--- Data provided Enclosed Below ---

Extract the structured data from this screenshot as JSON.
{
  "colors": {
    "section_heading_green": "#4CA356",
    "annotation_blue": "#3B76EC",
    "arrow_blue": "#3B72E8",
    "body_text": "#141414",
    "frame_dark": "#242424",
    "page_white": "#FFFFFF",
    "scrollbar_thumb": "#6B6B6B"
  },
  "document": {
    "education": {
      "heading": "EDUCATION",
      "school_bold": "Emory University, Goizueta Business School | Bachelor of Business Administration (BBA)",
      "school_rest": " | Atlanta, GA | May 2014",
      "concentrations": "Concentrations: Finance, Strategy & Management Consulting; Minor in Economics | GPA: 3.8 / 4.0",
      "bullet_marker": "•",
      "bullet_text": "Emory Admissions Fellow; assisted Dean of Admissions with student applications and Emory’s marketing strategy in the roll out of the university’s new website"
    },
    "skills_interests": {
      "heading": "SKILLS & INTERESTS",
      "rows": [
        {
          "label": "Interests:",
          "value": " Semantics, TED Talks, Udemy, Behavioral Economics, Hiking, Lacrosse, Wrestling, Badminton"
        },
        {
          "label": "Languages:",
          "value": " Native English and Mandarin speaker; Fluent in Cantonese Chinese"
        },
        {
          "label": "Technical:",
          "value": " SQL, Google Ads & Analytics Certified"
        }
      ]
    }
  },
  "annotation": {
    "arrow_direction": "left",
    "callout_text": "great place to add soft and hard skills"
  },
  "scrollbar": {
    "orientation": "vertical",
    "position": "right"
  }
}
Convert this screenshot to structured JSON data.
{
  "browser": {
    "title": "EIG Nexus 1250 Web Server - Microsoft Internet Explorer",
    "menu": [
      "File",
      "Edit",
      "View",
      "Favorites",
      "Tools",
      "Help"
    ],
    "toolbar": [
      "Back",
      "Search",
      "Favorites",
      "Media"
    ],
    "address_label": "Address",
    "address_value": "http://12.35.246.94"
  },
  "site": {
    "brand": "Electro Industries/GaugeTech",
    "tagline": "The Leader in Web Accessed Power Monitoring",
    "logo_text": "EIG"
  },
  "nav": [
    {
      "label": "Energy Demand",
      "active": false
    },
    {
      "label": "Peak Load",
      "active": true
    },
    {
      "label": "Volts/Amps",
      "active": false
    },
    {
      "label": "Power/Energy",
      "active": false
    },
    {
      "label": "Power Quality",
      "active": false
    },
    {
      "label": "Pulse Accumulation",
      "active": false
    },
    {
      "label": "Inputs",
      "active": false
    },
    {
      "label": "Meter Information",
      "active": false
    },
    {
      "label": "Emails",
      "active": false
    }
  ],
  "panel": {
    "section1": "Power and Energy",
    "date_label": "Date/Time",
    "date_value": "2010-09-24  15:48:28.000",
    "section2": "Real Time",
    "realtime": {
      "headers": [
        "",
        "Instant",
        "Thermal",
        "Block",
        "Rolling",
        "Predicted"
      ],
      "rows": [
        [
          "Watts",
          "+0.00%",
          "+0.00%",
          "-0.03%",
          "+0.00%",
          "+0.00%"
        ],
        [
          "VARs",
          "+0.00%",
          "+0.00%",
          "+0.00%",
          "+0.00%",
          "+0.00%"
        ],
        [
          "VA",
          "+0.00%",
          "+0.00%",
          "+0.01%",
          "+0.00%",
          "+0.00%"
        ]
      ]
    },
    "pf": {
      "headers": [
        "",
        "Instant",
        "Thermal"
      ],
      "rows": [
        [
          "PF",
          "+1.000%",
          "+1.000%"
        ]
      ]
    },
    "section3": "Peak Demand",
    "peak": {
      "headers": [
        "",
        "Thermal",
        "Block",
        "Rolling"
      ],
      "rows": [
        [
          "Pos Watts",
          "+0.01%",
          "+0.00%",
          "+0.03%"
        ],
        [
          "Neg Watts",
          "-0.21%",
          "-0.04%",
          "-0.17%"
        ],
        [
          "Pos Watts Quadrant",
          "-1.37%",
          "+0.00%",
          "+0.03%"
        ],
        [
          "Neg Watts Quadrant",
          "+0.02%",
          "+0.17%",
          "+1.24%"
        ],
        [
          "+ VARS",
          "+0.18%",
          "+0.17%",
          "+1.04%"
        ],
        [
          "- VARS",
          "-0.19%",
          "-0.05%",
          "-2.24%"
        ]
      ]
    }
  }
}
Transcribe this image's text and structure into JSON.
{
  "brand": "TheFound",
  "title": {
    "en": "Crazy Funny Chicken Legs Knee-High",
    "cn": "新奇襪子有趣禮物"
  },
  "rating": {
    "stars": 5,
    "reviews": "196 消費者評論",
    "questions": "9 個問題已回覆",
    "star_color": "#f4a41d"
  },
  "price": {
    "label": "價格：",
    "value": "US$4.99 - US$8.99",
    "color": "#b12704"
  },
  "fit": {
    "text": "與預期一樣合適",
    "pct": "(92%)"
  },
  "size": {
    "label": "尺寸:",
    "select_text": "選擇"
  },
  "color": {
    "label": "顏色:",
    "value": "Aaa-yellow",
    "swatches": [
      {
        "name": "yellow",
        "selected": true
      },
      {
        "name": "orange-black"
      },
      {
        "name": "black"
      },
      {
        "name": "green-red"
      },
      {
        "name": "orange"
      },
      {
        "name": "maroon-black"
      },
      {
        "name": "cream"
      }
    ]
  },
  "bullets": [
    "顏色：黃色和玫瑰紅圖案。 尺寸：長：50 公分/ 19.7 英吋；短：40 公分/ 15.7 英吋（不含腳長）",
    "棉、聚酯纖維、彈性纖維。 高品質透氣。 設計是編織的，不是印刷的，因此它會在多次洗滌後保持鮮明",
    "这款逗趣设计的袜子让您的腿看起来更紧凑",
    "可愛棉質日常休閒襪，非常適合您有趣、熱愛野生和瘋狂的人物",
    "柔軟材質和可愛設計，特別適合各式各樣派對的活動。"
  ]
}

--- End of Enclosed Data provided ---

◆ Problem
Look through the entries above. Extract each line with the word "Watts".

◆ Response to the task
          "Watts",
          "Pos Watts",
          "Neg Watts",
          "Pos Watts Quadrant",
          "Neg Watts Quadrant",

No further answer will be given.